Elizabeth Banks's new movie, Call Jane, the fictionalized story of the real-life women who worked underground in the years before abortion was legal to help women obtain the procedure safely, couldn't be better suited for this moment. Not that she wanted it to be that way.
"I think the film coming out now feels maybe like there's a greater responsibility on it," she tells Yahoo Entertainment. "However we made the movie knowing that there were what we call abortion healthcare deserts all across America already. So in places like Louisiana, Alabama, Mississippi, millions of women have to already travel so far for abortion healthcare that it really felt like the, the post-, overturning Roe world already existed for millions of women in this country."
Call Jane was filmed last year, before the court ruled, on June 24, to overturn Roe, which revoked the federal Constitutional right to abortion, via a ruling in the case of Dobbs v. Jackson Women's Health Organization. Since then, more than a dozen states have completely banned the procedure, even in cases of rape or incest.
"It's a dangerous future that we're looking at," Banks says.
The Phyllis Nagy-directed project depicts Banks as Joy, an expectant married woman living in an America before abortions were legalized in the Supreme Court's 1973 decision in Roe v. Wade. Joy, who Banks describes as "very judgmental and closed-off" early in the film, turns to the Janes in desperation, after an all-male panel decides that she can't terminate a pregnancy that her doctor says is threatening her life. After seeking help from the group, Joy has a "political awakening" and decides to join them in helping others in the situation she once faced, even as she feels the need to hide it from her husband, Will. He's played by Chris Messina.
One of her co-stars in the film, Sigourney Weaver, who plays Virginia, the leader of the Janes, recalls well the real-life world before 1973.
"Having been alive during that time, I felt that Roe vs. Wade released women to live their lives, to make choices, to have careers, to choose when to have a family or if to have a family," Weaver says. "And, it was very important to be part of that, cause I remember those bad old days and we don't wanna go back to them."
The Oscar-nominated star of Working Girl says the movie emphasizes the "need for sisterhood, for women helping women and women believing in our power to go beyond the Dobbs decision."
In the movie, Virginia finds common ground with Joy, something Banks hopes that the movie inspires others to do.
"It's very relatable to be quite judgmental of people before you have to walk in their shoes," Banks says. "And one of the things that Joy, this character learns, and I think a lot of women learn, is that you may think you are never gonna have to seek abortion healthcare. And this movie invites people to be a lot more empathetic to those who do need to seek abortion healthcare. It may not be you, but be a little more understanding and less judgmental of those who do, because as long as there are pregnant people in the world, there're gonna be people who don't want to be pregnant for various reasons."
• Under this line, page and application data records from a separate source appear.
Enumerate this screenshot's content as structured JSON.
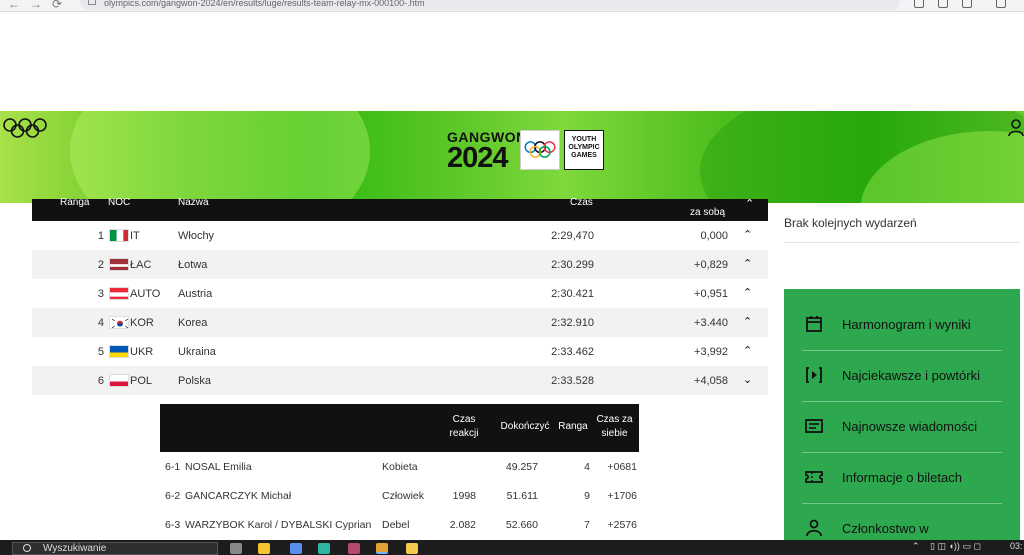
{
  "browser": {
    "url": "olympics.com/gangwon-2024/en/results/luge/results-team-relay-mx-000100-.htm"
  },
  "banner": {
    "logo_line1": "GANGWON",
    "logo_line2": "2024",
    "badge": "YOUTH OLYMPIC GAMES"
  },
  "results": {
    "columns": {
      "rank": "Ranga",
      "noc": "NOC",
      "name": "Nazwa",
      "time": "Czas",
      "behind": "za sobą"
    },
    "rows": [
      {
        "rank": "1",
        "noc": "IT",
        "name": "Włochy",
        "time": "2:29,470",
        "gap": "0,000",
        "chev": "⌃",
        "flag": "it"
      },
      {
        "rank": "2",
        "noc": "ŁAC",
        "name": "Łotwa",
        "time": "2:30.299",
        "gap": "+0,829",
        "chev": "⌃",
        "flag": "lv"
      },
      {
        "rank": "3",
        "noc": "AUTO",
        "name": "Austria",
        "time": "2:30.421",
        "gap": "+0,951",
        "chev": "⌃",
        "flag": "at"
      },
      {
        "rank": "4",
        "noc": "KOR",
        "name": "Korea",
        "time": "2:32.910",
        "gap": "+3.440",
        "chev": "⌃",
        "flag": "kr"
      },
      {
        "rank": "5",
        "noc": "UKR",
        "name": "Ukraina",
        "time": "2:33.462",
        "gap": "+3,992",
        "chev": "⌃",
        "flag": "ua"
      },
      {
        "rank": "6",
        "noc": "POL",
        "name": "Polska",
        "time": "2:33.528",
        "gap": "+4,058",
        "chev": "⌄",
        "flag": "pl"
      }
    ]
  },
  "team_detail": {
    "columns": {
      "reaction": "Czas reakcji",
      "finish": "Dokończyć",
      "rank": "Ranga",
      "own_time": "Czas za siebie"
    },
    "rows": [
      {
        "id": "6-1",
        "athlete": "NOSAL Emilia",
        "event": "Kobieta",
        "reaction": "",
        "finish": "49.257",
        "rank": "4",
        "own": "+0681"
      },
      {
        "id": "6-2",
        "athlete": "GANCARCZYK Michał",
        "event": "Człowiek",
        "reaction": "1998",
        "finish": "51.611",
        "rank": "9",
        "own": "+1706"
      },
      {
        "id": "6-3",
        "athlete": "WARZYBOK Karol / DYBALSKI Cyprian",
        "event": "Debel",
        "reaction": "2.082",
        "finish": "52.660",
        "rank": "7",
        "own": "+2576"
      }
    ]
  },
  "sidebar": {
    "no_events": "Brak kolejnych wydarzeń",
    "items": [
      {
        "label": "Harmonogram i wyniki",
        "icon": "calendar-icon"
      },
      {
        "label": "Najciekawsze i powtórki",
        "icon": "play-icon"
      },
      {
        "label": "Najnowsze wiadomości",
        "icon": "news-icon"
      },
      {
        "label": "Informacje o biletach",
        "icon": "ticket-icon"
      },
      {
        "label": "Członkostwo w",
        "icon": "user-icon"
      }
    ]
  },
  "taskbar": {
    "search_placeholder": "Wyszukiwanie",
    "clock": "03:"
  },
  "colors": {
    "panel_green": "#2ea84e",
    "header_black": "#111111"
  }
}
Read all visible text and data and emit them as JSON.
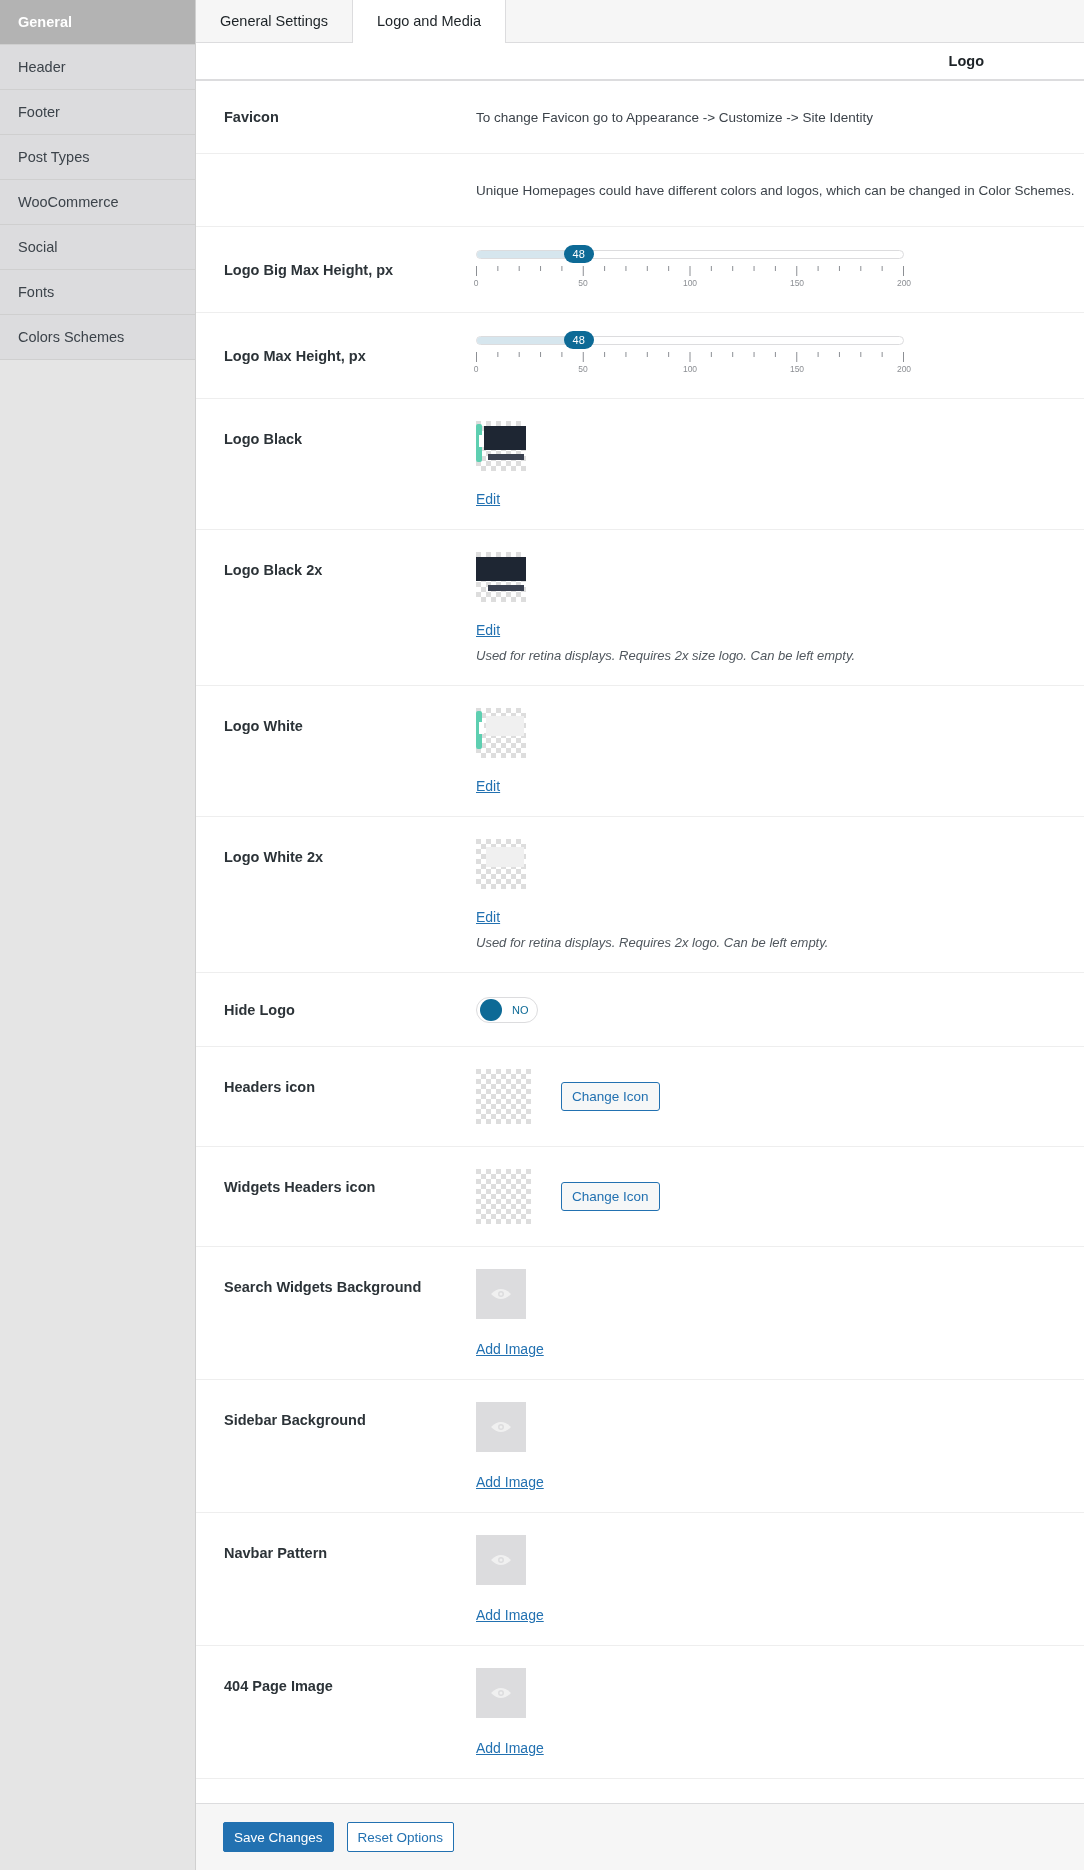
{
  "sidebar": {
    "items": [
      {
        "label": "General",
        "selected": true
      },
      {
        "label": "Header",
        "selected": false
      },
      {
        "label": "Footer",
        "selected": false
      },
      {
        "label": "Post Types",
        "selected": false
      },
      {
        "label": "WooCommerce",
        "selected": false
      },
      {
        "label": "Social",
        "selected": false
      },
      {
        "label": "Fonts",
        "selected": false
      },
      {
        "label": "Colors Schemes",
        "selected": false
      }
    ]
  },
  "tabs": [
    {
      "label": "General Settings",
      "selected": false
    },
    {
      "label": "Logo and Media",
      "selected": true
    }
  ],
  "section_title": "Logo",
  "rows": [
    {
      "kind": "text",
      "label": "Favicon",
      "text": "To change Favicon go to Appearance -> Customize -> Site Identity"
    },
    {
      "kind": "text",
      "text": "Unique Homepages could have different colors and logos, which can be changed in Color Schemes."
    },
    {
      "kind": "slider",
      "label": "Logo Big Max Height, px",
      "level": 0.24,
      "reading": "48",
      "ticks": [
        "0",
        "50",
        "100",
        "150",
        "200"
      ]
    },
    {
      "kind": "slider",
      "label": "Logo Max Height, px",
      "level": 0.24,
      "reading": "48",
      "ticks": [
        "0",
        "50",
        "100",
        "150",
        "200"
      ]
    },
    {
      "kind": "logo",
      "label": "Logo Black",
      "link": "Edit"
    },
    {
      "kind": "logo",
      "label": "Logo Black 2x",
      "link": "Edit",
      "hint": "Used for retina displays. Requires 2x size logo. Can be left empty."
    },
    {
      "kind": "logo",
      "label": "Logo White",
      "link": "Edit"
    },
    {
      "kind": "logo",
      "label": "Logo White 2x",
      "link": "Edit",
      "hint": "Used for retina displays. Requires 2x logo. Can be left empty."
    },
    {
      "kind": "toggle",
      "label": "Hide Logo",
      "on": false,
      "state_text": "NO"
    },
    {
      "kind": "icon",
      "label": "Headers icon",
      "button": "Change Icon"
    },
    {
      "kind": "icon",
      "label": "Widgets Headers icon",
      "button": "Change Icon"
    },
    {
      "label": "Search Widgets Background",
      "link": "Add Image"
    },
    {
      "label": "Sidebar Background",
      "link": "Add Image"
    },
    {
      "label": "Navbar Pattern",
      "link": "Add Image"
    },
    {
      "label": "404 Page Image",
      "link": "Add Image"
    }
  ],
  "buttons": [
    {
      "label": "Save Changes",
      "kind": "primary"
    },
    {
      "label": "Reset Options",
      "kind": "secondary"
    }
  ]
}
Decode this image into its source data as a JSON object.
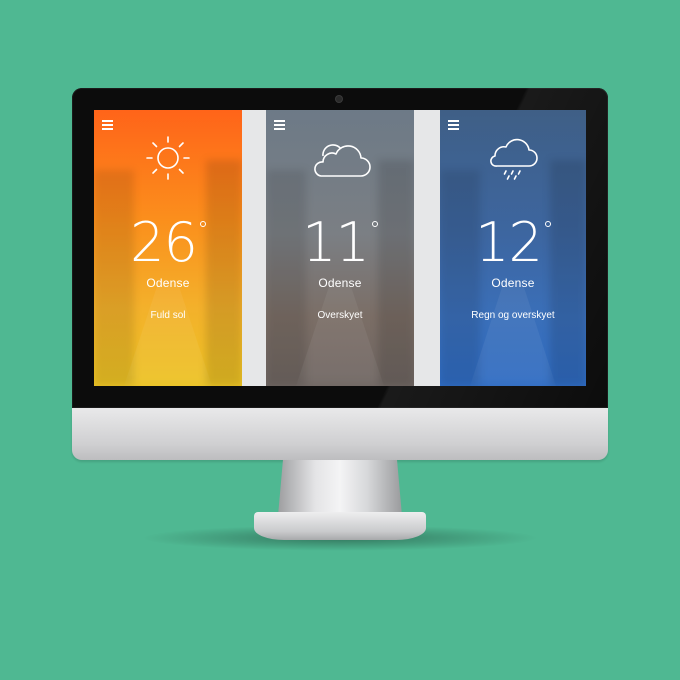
{
  "colors": {
    "background": "#4fb892",
    "sunny_top": "#ff6419",
    "sunny_bottom": "#ecc324",
    "cloudy": "#7b7f84",
    "rain": "#3a6fb9"
  },
  "panels": [
    {
      "icon": "sun-icon",
      "temperature": "26",
      "city": "Odense",
      "condition": "Fuld sol"
    },
    {
      "icon": "cloud-icon",
      "temperature": "11",
      "city": "Odense",
      "condition": "Overskyet"
    },
    {
      "icon": "rain-cloud-icon",
      "temperature": "12",
      "city": "Odense",
      "condition": "Regn og overskyet"
    }
  ]
}
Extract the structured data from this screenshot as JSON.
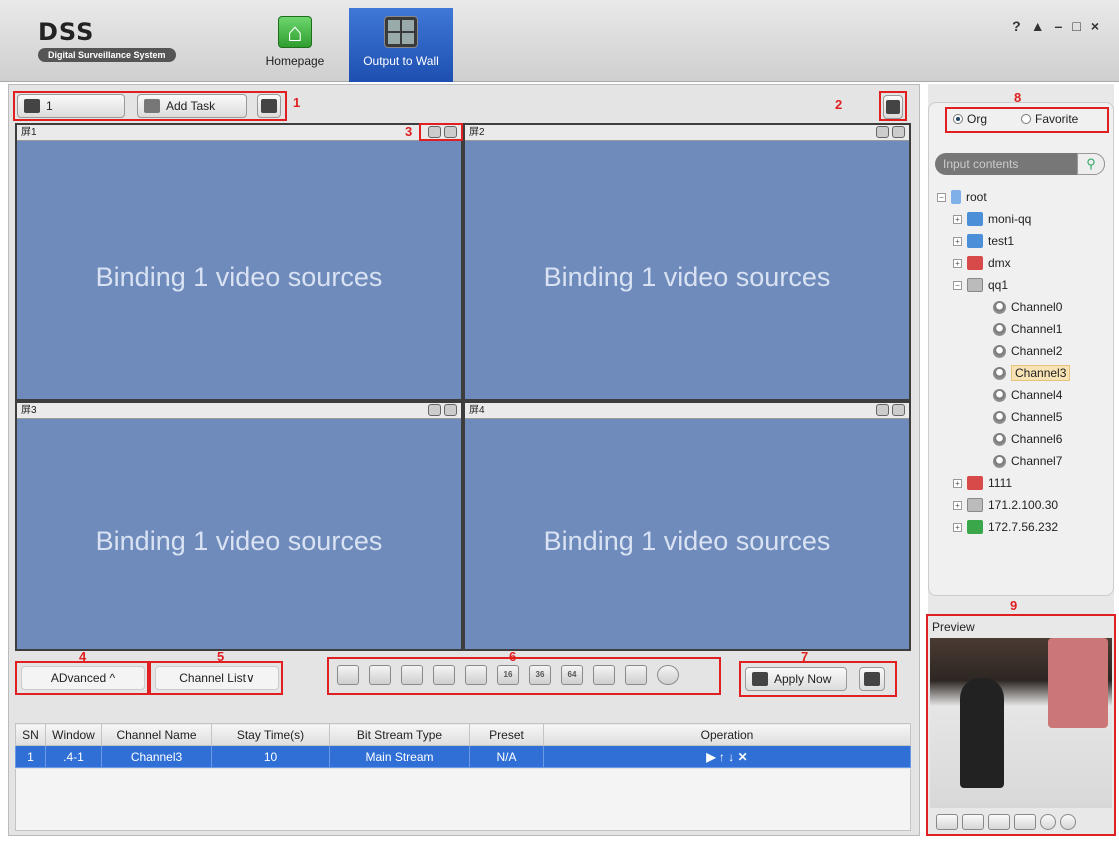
{
  "app": {
    "logo_title": "DSS",
    "logo_subtitle": "Digital Surveillance System",
    "nav": [
      {
        "label": "Homepage",
        "icon": "home-icon"
      },
      {
        "label": "Output to Wall",
        "icon": "video-wall-icon",
        "active": true
      }
    ],
    "window_controls": [
      "?",
      "lock",
      "minimize",
      "restore",
      "close"
    ]
  },
  "toolbar": {
    "wall_select_value": "1",
    "add_task_label": "Add Task",
    "marker_1": "1",
    "marker_2": "2",
    "marker_3": "3"
  },
  "screens": [
    {
      "name": "屏1",
      "text": "Binding 1 video sources"
    },
    {
      "name": "屏2",
      "text": "Binding 1 video sources"
    },
    {
      "name": "屏3",
      "text": "Binding 1 video sources"
    },
    {
      "name": "屏4",
      "text": "Binding 1 video sources"
    }
  ],
  "bottom": {
    "marker_4": "4",
    "marker_5": "5",
    "marker_6": "6",
    "marker_7": "7",
    "advanced_label": "ADvanced ^",
    "channel_list_label": "Channel List∨",
    "apply_now_label": "Apply Now",
    "layout_buttons": [
      "1",
      "4",
      "6",
      "8",
      "9",
      "16",
      "36",
      "64",
      "custom",
      "clear",
      "power"
    ],
    "layout_labels": {
      "b16": "16",
      "b36": "36",
      "b64": "64"
    }
  },
  "table": {
    "columns": [
      "SN",
      "Window",
      "Channel Name",
      "Stay Time(s)",
      "Bit Stream Type",
      "Preset",
      "Operation"
    ],
    "rows": [
      {
        "sn": "1",
        "window": ".4-1",
        "channel": "Channel3",
        "stay": "10",
        "stream": "Main Stream",
        "preset": "N/A",
        "operation": "▶ ↑ ↓ ✕"
      }
    ]
  },
  "right_panel": {
    "marker_8": "8",
    "marker_9": "9",
    "radio_org": "Org",
    "radio_favorite": "Favorite",
    "search_placeholder": "Input contents",
    "tree": {
      "root": "root",
      "n_moni": "moni-qq",
      "n_test1": "test1",
      "n_dmx": "dmx",
      "n_qq1": "qq1",
      "channels": [
        "Channel0",
        "Channel1",
        "Channel2",
        "Channel3",
        "Channel4",
        "Channel5",
        "Channel6",
        "Channel7"
      ],
      "n_1111": "1111",
      "n_ip1": "171.2.100.30",
      "n_ip2": "172.7.56.232"
    },
    "selected_channel": "Channel3",
    "preview_title": "Preview"
  }
}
Call Jane arrives in theaters Friday, Oct. 28.
— Produced by Jen Kucsak and edited by Leese Katsnelson